Posted by Michael Pfeifer, Ph.D., P.E.

Welcome to my website. Several years ago, someone remarked “you’re an alchemist” after I explained what I do. Alchemy circles, like the one shown here, represented different changes of matter. Though I can’t transform lead to gold, I can say that I can transform products by optimizing materials. I focus on understanding the science and engineering of materials in order to design and manufacture great products. Three principles are the basis of my approach:

6 Ways to Prevent Failure Analysis Frustration

Posted by Michael Pfeifer, Ph.D., P.E.
E002741

Have you ever run into the following situation? A component within your product broke or your manufacturing line was producing bad components, and you wanted to determine the root cause of the failure. This required determining the failure mode and failure mechanism, and also determining whether there were any metallurgical deficiencies in the metal. So, you sent a sample to a metallurgical lab and get a report, but the report didn't have the information you needed or you didn't know what to do with the information in the report.

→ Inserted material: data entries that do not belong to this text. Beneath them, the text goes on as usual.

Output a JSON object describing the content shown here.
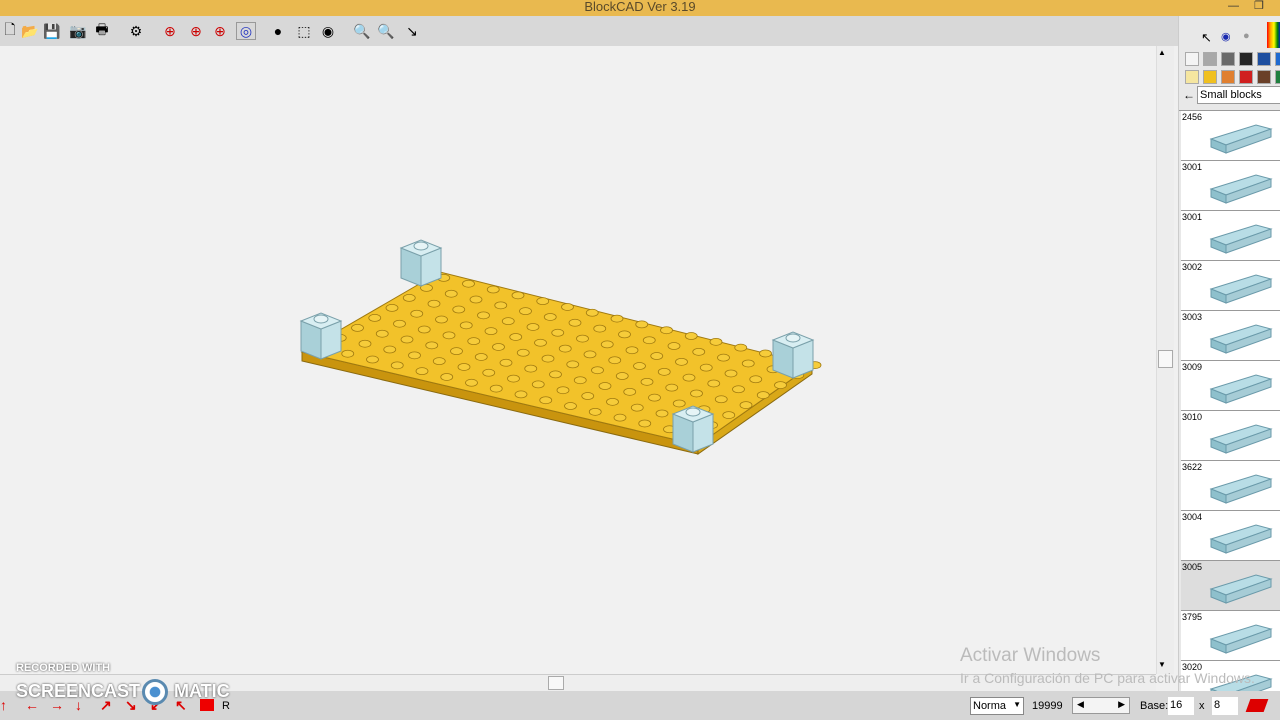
{
  "title": "BlockCAD Ver 3.19",
  "toolbar": {
    "icons": [
      "new-icon",
      "open-icon",
      "save-icon",
      "camera-icon",
      "print-icon",
      "settings-icon",
      "rotate-y-icon",
      "rotate-x-icon",
      "rotate-z-icon",
      "rotate-free-icon",
      "view-ball-icon",
      "wireframe-icon",
      "eye-icon",
      "zoom-in-icon",
      "zoom-out-icon",
      "eraser-icon"
    ]
  },
  "palette": {
    "colors": [
      "#f4f4f4",
      "#a8a8a8",
      "#6a6a6a",
      "#252525",
      "#1e4fa0",
      "#1e6ad0",
      "#f5e6a0",
      "#f0c020",
      "#e08030",
      "#d02020",
      "#6a4028",
      "#208040"
    ]
  },
  "category": "Small blocks",
  "parts": [
    {
      "id": "2456"
    },
    {
      "id": "3001"
    },
    {
      "id": "3001"
    },
    {
      "id": "3002"
    },
    {
      "id": "3003"
    },
    {
      "id": "3009"
    },
    {
      "id": "3010"
    },
    {
      "id": "3622"
    },
    {
      "id": "3004"
    },
    {
      "id": "3005",
      "selected": true
    },
    {
      "id": "3795"
    },
    {
      "id": "3020"
    }
  ],
  "status": {
    "mode": "Norma",
    "count": "19999",
    "base_label": "Base:",
    "base_w": "16",
    "x_label": "x",
    "base_h": "8",
    "r_label": "R"
  },
  "watermark": {
    "line1": "Activar Windows",
    "line2": "Ir a Configuración de PC para activar Windows.",
    "rec1": "RECORDED WITH",
    "rec2": "SCREENCAST",
    "rec3": "MATIC"
  }
}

What is the difference between strength and toughness?

Posted by Michael Pfeifer, Ph.D., P.E.
StrengthVsToughness

Strength is a measure of the stress that a crack-free metal can bear before deforming or breaking under a single applied load. Fracture toughness is a measure of the amount of energy required to fracture a material that contains a crack. The tougher the material, the more energy required to cause a crack to grow to fracture. For a particular alloy, lower fracture toughness corresponds to less ductility. For example, glass has very low toughness and is very brittle.

Why is Stainless Steel Corrosion Resistant?

Posted by Michael Pfeifer, Ph.D., P.E.
Pitting in 304 stainless steel

Stainless steel is known for its corrosion resistance in many environments in which carbon and low alloy tool steels would corrode. The corrosion resistance is a result of a very thin (about 5 nanometers) oxide layer on the steel's surface. This oxide layer is referred to as a passive layer since it renders the surface electrochemically passive in the presence of corrosive environments. The passive layer forms because of the chromium added to stainless steel.

Why do through hardened steels have to be tempered?

Posted by Michael Pfeifer, Ph.D., P.E.
Tempered marteniste

Imagine you’re a warrior during the middle ages and it’s time to get a new sword. So, you go to a blacksmith to buy a sharp, shiny long sword. A few weeks later you’re in a battle, fighting at the front of the shield wall. You take a huge swing at the enemy, who meets your blow with his sword, and your sword shatters into several pieces. Unfortunately for you, your blacksmith outsourced a batch of swords to a blacksmith on the other side of town who didn’t have time to temper the swords. As a result, the swords were strong, but brittle.